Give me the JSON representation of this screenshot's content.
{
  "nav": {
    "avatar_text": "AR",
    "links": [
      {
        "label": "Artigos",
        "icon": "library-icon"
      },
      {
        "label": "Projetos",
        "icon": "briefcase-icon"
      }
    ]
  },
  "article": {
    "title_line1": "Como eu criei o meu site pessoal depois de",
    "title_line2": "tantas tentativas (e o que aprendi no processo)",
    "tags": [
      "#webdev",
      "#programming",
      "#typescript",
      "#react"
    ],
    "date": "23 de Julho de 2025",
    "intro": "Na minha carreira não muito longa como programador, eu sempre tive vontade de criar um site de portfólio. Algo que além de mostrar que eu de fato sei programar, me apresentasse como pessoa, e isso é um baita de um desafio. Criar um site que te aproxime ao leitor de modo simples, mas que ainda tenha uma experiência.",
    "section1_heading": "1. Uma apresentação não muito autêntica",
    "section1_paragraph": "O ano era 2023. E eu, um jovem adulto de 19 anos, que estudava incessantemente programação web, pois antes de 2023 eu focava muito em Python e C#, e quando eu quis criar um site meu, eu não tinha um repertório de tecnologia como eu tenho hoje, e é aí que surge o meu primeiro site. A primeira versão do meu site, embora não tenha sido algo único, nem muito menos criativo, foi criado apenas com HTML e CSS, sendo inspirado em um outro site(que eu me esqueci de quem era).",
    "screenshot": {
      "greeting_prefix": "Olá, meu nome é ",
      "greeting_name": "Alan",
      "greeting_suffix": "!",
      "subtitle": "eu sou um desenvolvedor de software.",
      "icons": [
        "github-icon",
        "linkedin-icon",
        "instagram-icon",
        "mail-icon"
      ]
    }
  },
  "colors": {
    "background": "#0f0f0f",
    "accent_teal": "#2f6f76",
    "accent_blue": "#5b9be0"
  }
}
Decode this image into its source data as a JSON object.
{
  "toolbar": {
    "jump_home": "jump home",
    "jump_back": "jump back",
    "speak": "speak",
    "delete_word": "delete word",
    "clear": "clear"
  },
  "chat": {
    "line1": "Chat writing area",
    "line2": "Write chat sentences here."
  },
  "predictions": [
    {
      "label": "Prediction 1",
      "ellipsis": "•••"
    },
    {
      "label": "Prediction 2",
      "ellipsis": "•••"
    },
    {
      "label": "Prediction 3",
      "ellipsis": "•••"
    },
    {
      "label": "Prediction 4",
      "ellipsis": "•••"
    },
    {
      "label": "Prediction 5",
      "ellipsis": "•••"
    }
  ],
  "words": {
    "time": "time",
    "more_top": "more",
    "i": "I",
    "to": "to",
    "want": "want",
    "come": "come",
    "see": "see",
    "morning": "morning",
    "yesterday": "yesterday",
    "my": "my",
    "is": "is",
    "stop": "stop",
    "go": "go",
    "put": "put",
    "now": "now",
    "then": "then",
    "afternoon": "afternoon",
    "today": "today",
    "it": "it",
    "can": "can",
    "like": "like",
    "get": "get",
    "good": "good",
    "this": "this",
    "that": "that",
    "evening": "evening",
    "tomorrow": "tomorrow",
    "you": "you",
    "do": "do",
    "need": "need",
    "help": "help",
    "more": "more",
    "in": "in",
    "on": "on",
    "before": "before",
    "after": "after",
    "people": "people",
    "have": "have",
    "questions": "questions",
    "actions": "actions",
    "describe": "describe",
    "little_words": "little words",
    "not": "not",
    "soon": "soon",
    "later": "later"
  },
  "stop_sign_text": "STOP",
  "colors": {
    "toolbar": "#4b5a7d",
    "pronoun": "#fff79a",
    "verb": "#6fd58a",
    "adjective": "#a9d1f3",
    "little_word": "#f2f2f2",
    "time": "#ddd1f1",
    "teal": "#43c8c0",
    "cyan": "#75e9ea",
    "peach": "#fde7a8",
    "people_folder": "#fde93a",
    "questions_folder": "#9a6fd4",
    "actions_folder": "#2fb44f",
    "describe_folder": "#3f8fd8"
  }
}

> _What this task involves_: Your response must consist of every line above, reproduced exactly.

> _Answer to this task_:
Give me the JSON representation of this screenshot's content.
{
  "nav": {
    "avatar_text": "AR",
    "links": [
      {
        "label": "Artigos",
        "icon": "library-icon"
      },
      {
        "label": "Projetos",
        "icon": "briefcase-icon"
      }
    ]
  },
  "article": {
    "title_line1": "Como eu criei o meu site pessoal depois de",
    "title_line2": "tantas tentativas (e o que aprendi no processo)",
    "tags": [
      "#webdev",
      "#programming",
      "#typescript",
      "#react"
    ],
    "date": "23 de Julho de 2025",
    "intro": "Na minha carreira não muito longa como programador, eu sempre tive vontade de criar um site de portfólio. Algo que além de mostrar que eu de fato sei programar, me apresentasse como pessoa, e isso é um baita de um desafio. Criar um site que te aproxime ao leitor de modo simples, mas que ainda tenha uma experiência.",
    "section1_heading": "1. Uma apresentação não muito autêntica",
    "section1_paragraph": "O ano era 2023. E eu, um jovem adulto de 19 anos, que estudava incessantemente programação web, pois antes de 2023 eu focava muito em Python e C#, e quando eu quis criar um site meu, eu não tinha um repertório de tecnologia como eu tenho hoje, e é aí que surge o meu primeiro site. A primeira versão do meu site, embora não tenha sido algo único, nem muito menos criativo, foi criado apenas com HTML e CSS, sendo inspirado em um outro site(que eu me esqueci de quem era).",
    "screenshot": {
      "greeting_prefix": "Olá, meu nome é ",
      "greeting_name": "Alan",
      "greeting_suffix": "!",
      "subtitle": "eu sou um desenvolvedor de software.",
      "icons": [
        "github-icon",
        "linkedin-icon",
        "instagram-icon",
        "mail-icon"
      ]
    }
  },
  "colors": {
    "background": "#0f0f0f",
    "accent_teal": "#2f6f76",
    "accent_blue": "#5b9be0"
  }
}
Decode this image into its source data as a JSON object.
{
  "toolbar": {
    "jump_home": "jump home",
    "jump_back": "jump back",
    "speak": "speak",
    "delete_word": "delete word",
    "clear": "clear"
  },
  "chat": {
    "line1": "Chat writing area",
    "line2": "Write chat sentences here."
  },
  "predictions": [
    {
      "label": "Prediction 1",
      "ellipsis": "•••"
    },
    {
      "label": "Prediction 2",
      "ellipsis": "•••"
    },
    {
      "label": "Prediction 3",
      "ellipsis": "•••"
    },
    {
      "label": "Prediction 4",
      "ellipsis": "•••"
    },
    {
      "label": "Prediction 5",
      "ellipsis": "•••"
    }
  ],
  "words": {
    "time": "time",
    "more_top": "more",
    "i": "I",
    "to": "to",
    "want": "want",
    "come": "come",
    "see": "see",
    "morning": "morning",
    "yesterday": "yesterday",
    "my": "my",
    "is": "is",
    "stop": "stop",
    "go": "go",
    "put": "put",
    "now": "now",
    "then": "then",
    "afternoon": "afternoon",
    "today": "today",
    "it": "it",
    "can": "can",
    "like": "like",
    "get": "get",
    "good": "good",
    "this": "this",
    "that": "that",
    "evening": "evening",
    "tomorrow": "tomorrow",
    "you": "you",
    "do": "do",
    "need": "need",
    "help": "help",
    "more": "more",
    "in": "in",
    "on": "on",
    "before": "before",
    "after": "after",
    "people": "people",
    "have": "have",
    "questions": "questions",
    "actions": "actions",
    "describe": "describe",
    "little_words": "little words",
    "not": "not",
    "soon": "soon",
    "later": "later"
  },
  "stop_sign_text": "STOP",
  "colors": {
    "toolbar": "#4b5a7d",
    "pronoun": "#fff79a",
    "verb": "#6fd58a",
    "adjective": "#a9d1f3",
    "little_word": "#f2f2f2",
    "time": "#ddd1f1",
    "teal": "#43c8c0",
    "cyan": "#75e9ea",
    "peach": "#fde7a8",
    "people_folder": "#fde93a",
    "questions_folder": "#9a6fd4",
    "actions_folder": "#2fb44f",
    "describe_folder": "#3f8fd8"
  }
}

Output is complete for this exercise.